Task requirements
Leave every image out, and return the rest of the data word for word.

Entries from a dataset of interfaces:
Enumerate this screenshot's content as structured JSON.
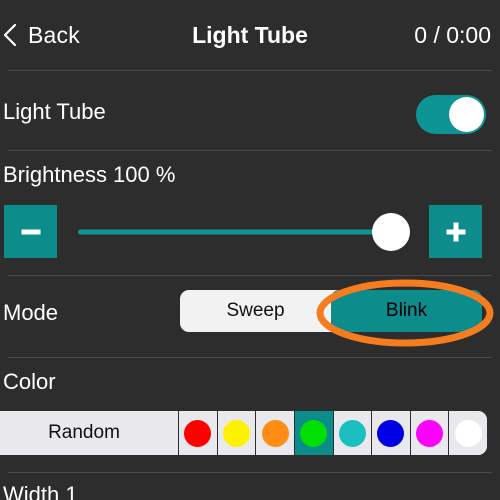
{
  "header": {
    "back_label": "Back",
    "back_icon": "chevron-left-icon",
    "title": "Light Tube",
    "counter": "0 / 0:00"
  },
  "rows": {
    "power": {
      "label": "Light Tube",
      "toggle_on": true
    },
    "brightness": {
      "label": "Brightness 100 %",
      "value_percent": 100,
      "decrement_label": "-",
      "increment_label": "+"
    },
    "mode": {
      "label": "Mode",
      "options": [
        {
          "label": "Sweep",
          "selected": false
        },
        {
          "label": "Blink",
          "selected": true
        }
      ]
    },
    "color": {
      "label": "Color",
      "random_label": "Random",
      "swatches": [
        {
          "name": "red",
          "hex": "#ff0000",
          "selected": false
        },
        {
          "name": "yellow",
          "hex": "#fff200",
          "selected": false
        },
        {
          "name": "orange",
          "hex": "#ff8c14",
          "selected": false
        },
        {
          "name": "green",
          "hex": "#00e000",
          "selected": true
        },
        {
          "name": "cyan",
          "hex": "#1bbfbf",
          "selected": false
        },
        {
          "name": "blue",
          "hex": "#0000e6",
          "selected": false
        },
        {
          "name": "magenta",
          "hex": "#ff00ff",
          "selected": false
        },
        {
          "name": "white",
          "hex": "#ffffff",
          "selected": false
        }
      ]
    },
    "width": {
      "label": "Width 1"
    }
  },
  "theme": {
    "background": "#2d2d2d",
    "accent_teal": "#0d8c8c",
    "annotation_orange": "#f57c1f",
    "divider": "#4b4b4b"
  },
  "annotation": {
    "shape": "ellipse-highlight",
    "target": "Blink"
  }
}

Solution to the problem
Enumerate this screenshot's content as structured JSON.
{
  "header": {
    "back_label": "Back",
    "back_icon": "chevron-left-icon",
    "title": "Light Tube",
    "counter": "0 / 0:00"
  },
  "rows": {
    "power": {
      "label": "Light Tube",
      "toggle_on": true
    },
    "brightness": {
      "label": "Brightness 100 %",
      "value_percent": 100,
      "decrement_label": "-",
      "increment_label": "+"
    },
    "mode": {
      "label": "Mode",
      "options": [
        {
          "label": "Sweep",
          "selected": false
        },
        {
          "label": "Blink",
          "selected": true
        }
      ]
    },
    "color": {
      "label": "Color",
      "random_label": "Random",
      "swatches": [
        {
          "name": "red",
          "hex": "#ff0000",
          "selected": false
        },
        {
          "name": "yellow",
          "hex": "#fff200",
          "selected": false
        },
        {
          "name": "orange",
          "hex": "#ff8c14",
          "selected": false
        },
        {
          "name": "green",
          "hex": "#00e000",
          "selected": true
        },
        {
          "name": "cyan",
          "hex": "#1bbfbf",
          "selected": false
        },
        {
          "name": "blue",
          "hex": "#0000e6",
          "selected": false
        },
        {
          "name": "magenta",
          "hex": "#ff00ff",
          "selected": false
        },
        {
          "name": "white",
          "hex": "#ffffff",
          "selected": false
        }
      ]
    },
    "width": {
      "label": "Width 1"
    }
  },
  "theme": {
    "background": "#2d2d2d",
    "accent_teal": "#0d8c8c",
    "annotation_orange": "#f57c1f",
    "divider": "#4b4b4b"
  },
  "annotation": {
    "shape": "ellipse-highlight",
    "target": "Blink"
  }
}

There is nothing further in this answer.